Bosnia And Herzegovina

Bosniak and Croat party leaders overcame longstanding political impasse to reach power-sharing agreement in Mostar, ending years of political paralysis in city. In line with 2010 Constitutional Court ruling and 2019 European Court of Human Rights ruling, Bosniak Party of Democratic Action (SDA) and Croatian Democratic Union (HDZ) 17 June signed landmark deal on new statute to govern Mostar, ending decade-long dispute in southern city divided between Bosniaks and Croats and paving way for first local elections there since 2008, scheduled for Nov. Following detention of PM of Federation entity Fadil Novalic and two alleged accomplices in late May-early June as part of investigation into corruption charges over purchase of defective respirators from China in response to COVID-19 outbreak, opposition parliamentary deputies in Federation entity 1 June called for govt’s dismissal in no-confidence motion.

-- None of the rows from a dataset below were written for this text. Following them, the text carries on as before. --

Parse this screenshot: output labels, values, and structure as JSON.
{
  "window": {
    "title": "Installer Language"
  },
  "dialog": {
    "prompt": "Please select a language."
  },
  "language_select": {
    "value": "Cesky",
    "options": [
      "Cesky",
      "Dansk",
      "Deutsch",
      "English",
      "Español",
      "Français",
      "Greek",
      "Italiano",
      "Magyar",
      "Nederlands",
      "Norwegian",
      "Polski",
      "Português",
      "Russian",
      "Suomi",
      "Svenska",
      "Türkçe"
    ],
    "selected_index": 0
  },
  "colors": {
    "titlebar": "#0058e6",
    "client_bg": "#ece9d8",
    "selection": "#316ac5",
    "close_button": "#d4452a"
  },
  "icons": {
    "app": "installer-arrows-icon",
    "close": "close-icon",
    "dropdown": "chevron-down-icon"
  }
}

Prospects for restarting reunification talks remained bleak amid ongoing tensions in Eastern Mediterranean. Republic of Cyprus President Anastasiades 6 June said Cyprus reunification talks can “definitely” resume if Turkish Cypriot leader Mustafa Akıncı is reelected in polls currently scheduled for Oct 2020; last round of UN-led talks ended without agreement in mid-2017. Turkish drilling continued in maritime areas claimed by Republic of Cyprus; Turkish energy minister 2 June announced seven licensed areas in Eastern Mediterranean for oil exploration and gas drilling under maritime deal reached with Libya in late 2019. President Anastasiades 6 June said Turkey should lose its status as candidate for EU accession if it “doesn’t dial down its aggression in the Eastern Mediterranean”. Following meeting with Republic of Cyprus’ FM, EU foreign policy chief Josep Borrell 25 June said “Turkish illegal drillings must stop” and affirmed EU support for Cyprus’ previous calls to negotiate a maritime border agreement with Ankara; Turkey 27 June rejected EU’s call for talks, describing them as “far from serious”. Ongoing tensions over maritime borders and drilling triggered heated exchange between T